Content starts

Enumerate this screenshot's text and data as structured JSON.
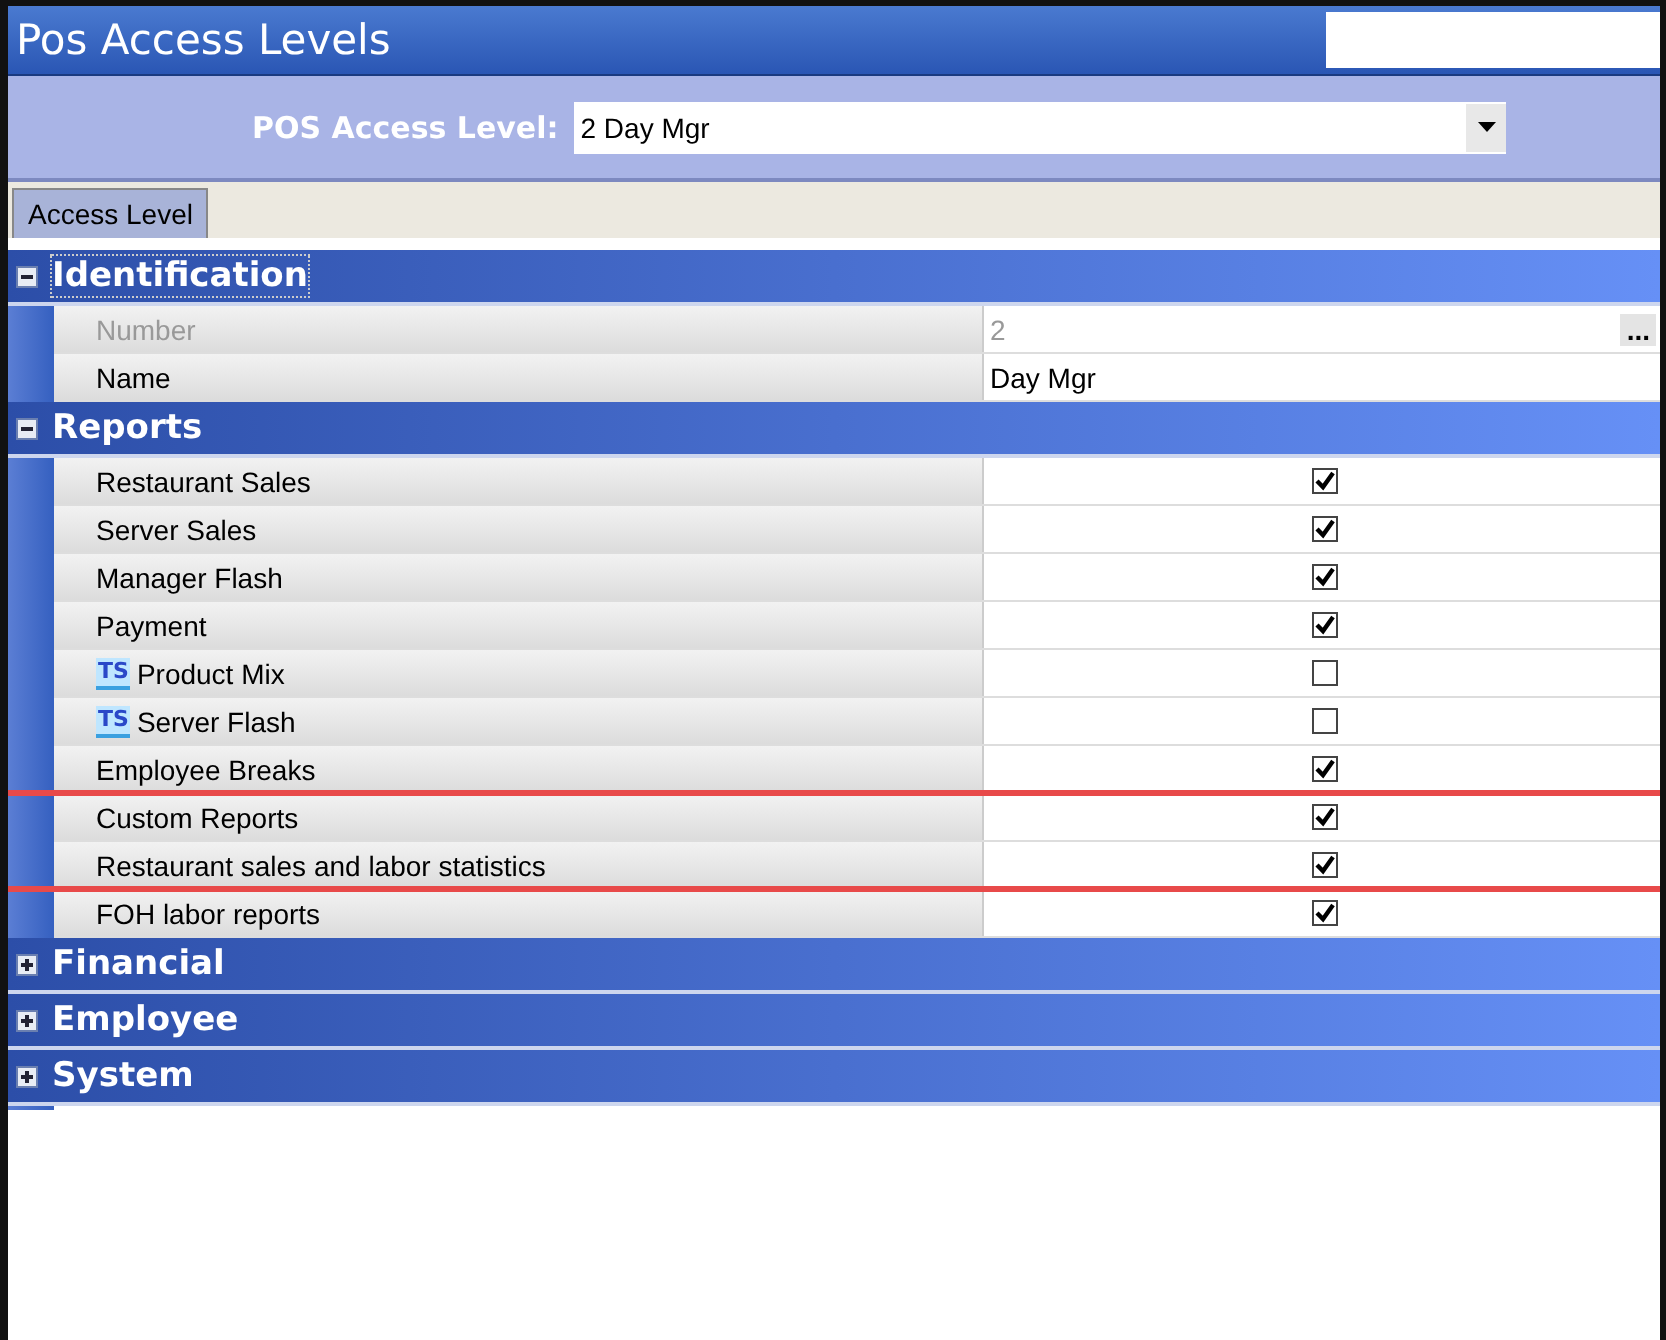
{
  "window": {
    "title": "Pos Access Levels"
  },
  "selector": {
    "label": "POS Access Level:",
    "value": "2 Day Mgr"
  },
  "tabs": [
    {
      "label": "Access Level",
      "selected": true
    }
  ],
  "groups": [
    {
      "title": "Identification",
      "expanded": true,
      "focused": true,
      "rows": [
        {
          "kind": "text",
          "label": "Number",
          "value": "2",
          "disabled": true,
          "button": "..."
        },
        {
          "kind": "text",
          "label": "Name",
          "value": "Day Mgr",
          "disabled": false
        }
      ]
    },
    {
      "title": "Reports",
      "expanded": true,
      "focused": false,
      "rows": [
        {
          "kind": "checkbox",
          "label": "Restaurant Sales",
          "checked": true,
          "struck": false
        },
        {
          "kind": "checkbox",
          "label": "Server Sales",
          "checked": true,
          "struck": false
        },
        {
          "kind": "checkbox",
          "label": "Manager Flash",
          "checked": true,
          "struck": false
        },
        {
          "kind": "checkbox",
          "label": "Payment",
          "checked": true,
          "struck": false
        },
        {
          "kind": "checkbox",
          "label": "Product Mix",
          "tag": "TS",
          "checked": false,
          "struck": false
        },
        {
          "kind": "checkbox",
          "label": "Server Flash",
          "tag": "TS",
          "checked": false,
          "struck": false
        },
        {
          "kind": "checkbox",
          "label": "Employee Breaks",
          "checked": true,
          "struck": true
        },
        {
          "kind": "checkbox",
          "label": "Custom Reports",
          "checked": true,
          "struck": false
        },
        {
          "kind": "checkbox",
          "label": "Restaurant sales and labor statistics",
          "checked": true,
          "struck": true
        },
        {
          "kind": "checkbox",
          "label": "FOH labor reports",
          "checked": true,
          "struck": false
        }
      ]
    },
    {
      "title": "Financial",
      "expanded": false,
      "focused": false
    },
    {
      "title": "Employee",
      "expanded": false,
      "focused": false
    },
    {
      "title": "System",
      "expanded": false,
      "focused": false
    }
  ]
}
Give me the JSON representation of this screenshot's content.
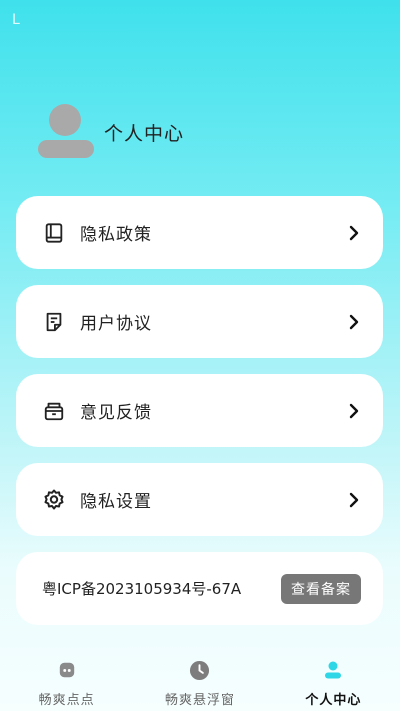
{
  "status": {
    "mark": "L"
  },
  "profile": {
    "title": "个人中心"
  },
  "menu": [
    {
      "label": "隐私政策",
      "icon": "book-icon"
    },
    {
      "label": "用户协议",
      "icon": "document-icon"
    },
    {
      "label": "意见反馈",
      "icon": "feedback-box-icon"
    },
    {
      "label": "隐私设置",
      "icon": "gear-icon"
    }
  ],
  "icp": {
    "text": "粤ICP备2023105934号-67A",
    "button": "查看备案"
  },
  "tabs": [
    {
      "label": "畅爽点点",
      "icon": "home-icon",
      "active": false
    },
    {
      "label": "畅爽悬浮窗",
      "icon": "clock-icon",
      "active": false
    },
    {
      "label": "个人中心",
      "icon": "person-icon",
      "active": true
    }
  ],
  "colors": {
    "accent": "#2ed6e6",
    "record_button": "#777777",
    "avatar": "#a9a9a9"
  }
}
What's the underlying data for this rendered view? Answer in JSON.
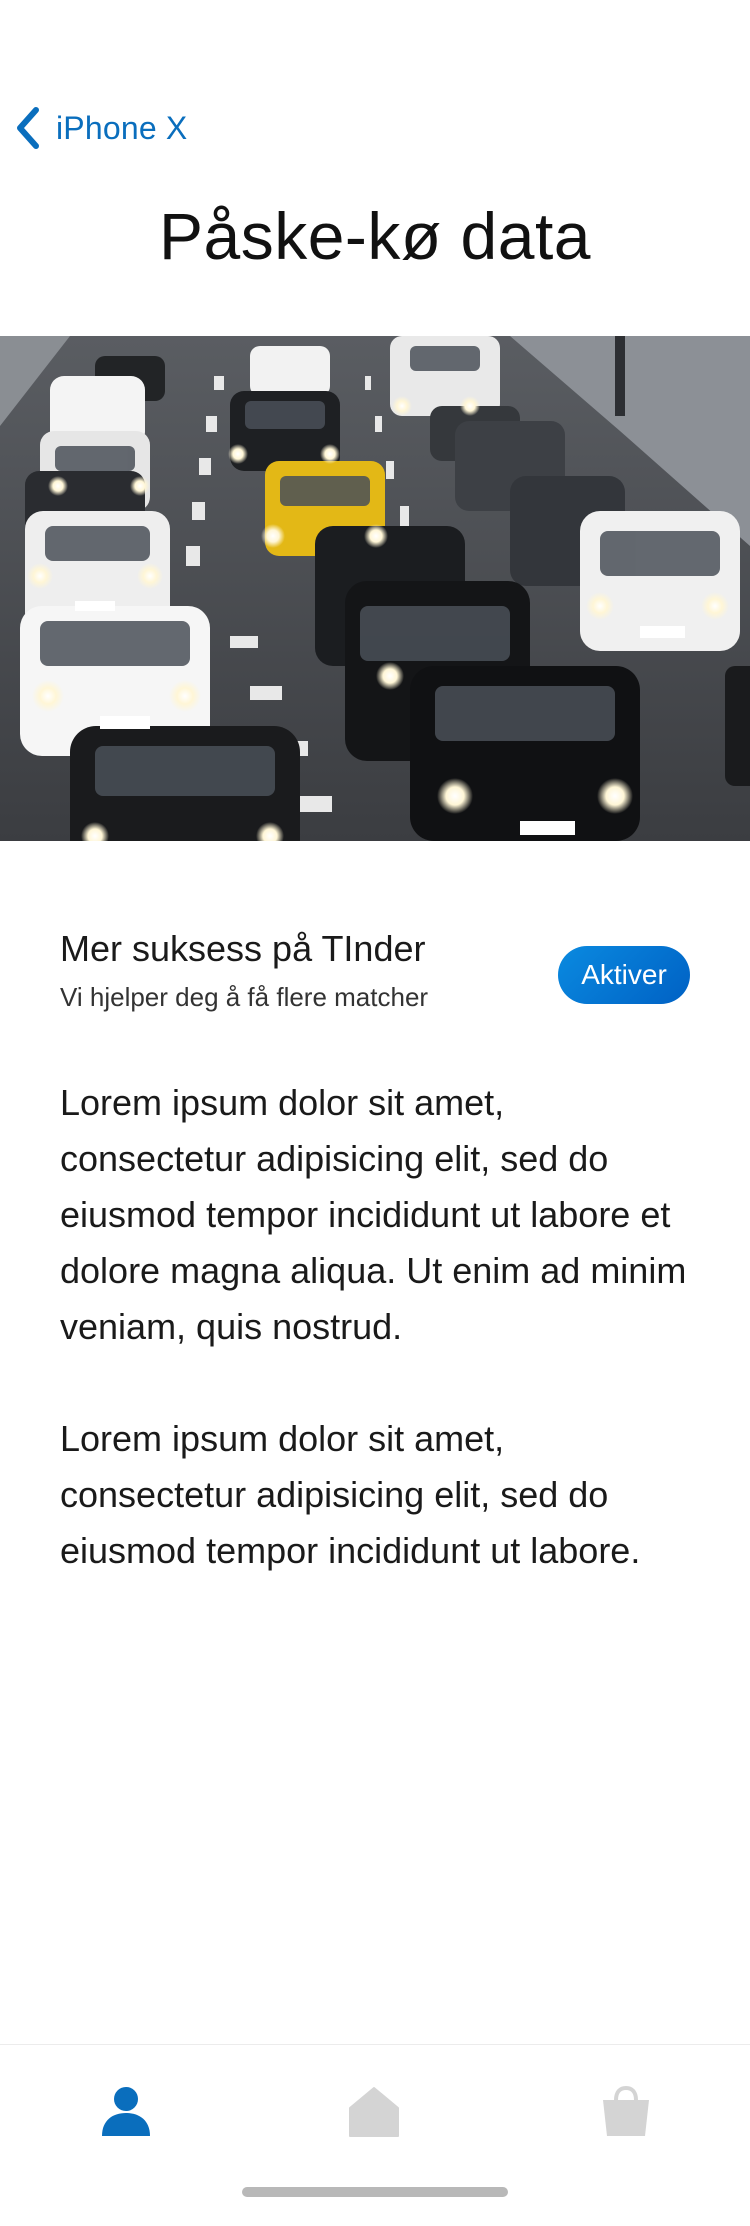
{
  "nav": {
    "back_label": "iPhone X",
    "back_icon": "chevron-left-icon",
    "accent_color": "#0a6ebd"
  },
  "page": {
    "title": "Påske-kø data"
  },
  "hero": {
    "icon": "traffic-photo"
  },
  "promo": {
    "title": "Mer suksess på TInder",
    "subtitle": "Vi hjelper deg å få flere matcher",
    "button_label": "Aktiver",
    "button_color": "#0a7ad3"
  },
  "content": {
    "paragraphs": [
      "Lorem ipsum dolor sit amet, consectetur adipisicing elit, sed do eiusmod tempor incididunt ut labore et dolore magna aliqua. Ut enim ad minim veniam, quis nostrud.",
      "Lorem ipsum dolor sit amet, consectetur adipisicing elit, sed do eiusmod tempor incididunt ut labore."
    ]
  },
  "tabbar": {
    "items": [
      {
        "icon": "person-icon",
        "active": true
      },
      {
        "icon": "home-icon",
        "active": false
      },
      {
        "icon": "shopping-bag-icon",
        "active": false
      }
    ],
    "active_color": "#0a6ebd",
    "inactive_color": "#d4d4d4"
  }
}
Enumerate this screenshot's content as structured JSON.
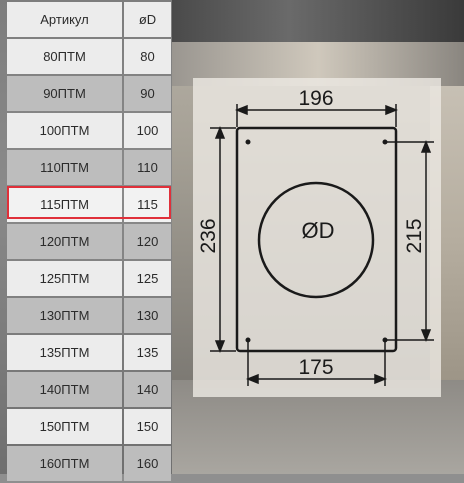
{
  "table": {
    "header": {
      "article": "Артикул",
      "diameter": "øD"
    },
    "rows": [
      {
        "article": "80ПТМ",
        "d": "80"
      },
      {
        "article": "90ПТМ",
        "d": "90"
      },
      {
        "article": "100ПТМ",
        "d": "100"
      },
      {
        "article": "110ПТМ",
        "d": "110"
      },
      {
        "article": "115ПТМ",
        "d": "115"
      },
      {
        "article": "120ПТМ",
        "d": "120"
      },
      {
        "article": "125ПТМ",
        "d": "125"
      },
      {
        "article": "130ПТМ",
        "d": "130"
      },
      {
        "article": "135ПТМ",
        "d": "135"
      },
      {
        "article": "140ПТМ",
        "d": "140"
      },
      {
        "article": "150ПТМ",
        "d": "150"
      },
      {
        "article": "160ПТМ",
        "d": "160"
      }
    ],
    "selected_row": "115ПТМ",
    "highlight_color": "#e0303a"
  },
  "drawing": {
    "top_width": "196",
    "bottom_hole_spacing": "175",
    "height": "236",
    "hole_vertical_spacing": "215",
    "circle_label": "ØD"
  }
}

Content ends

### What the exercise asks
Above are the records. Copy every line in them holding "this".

### Answer box
Enumerate this screenshot's text and data as structured JSON.
Give me the JSON representation of this screenshot's content.
What's the underlying data for this rendered view? Answer in JSON.
Enumerate this screenshot's content as structured JSON.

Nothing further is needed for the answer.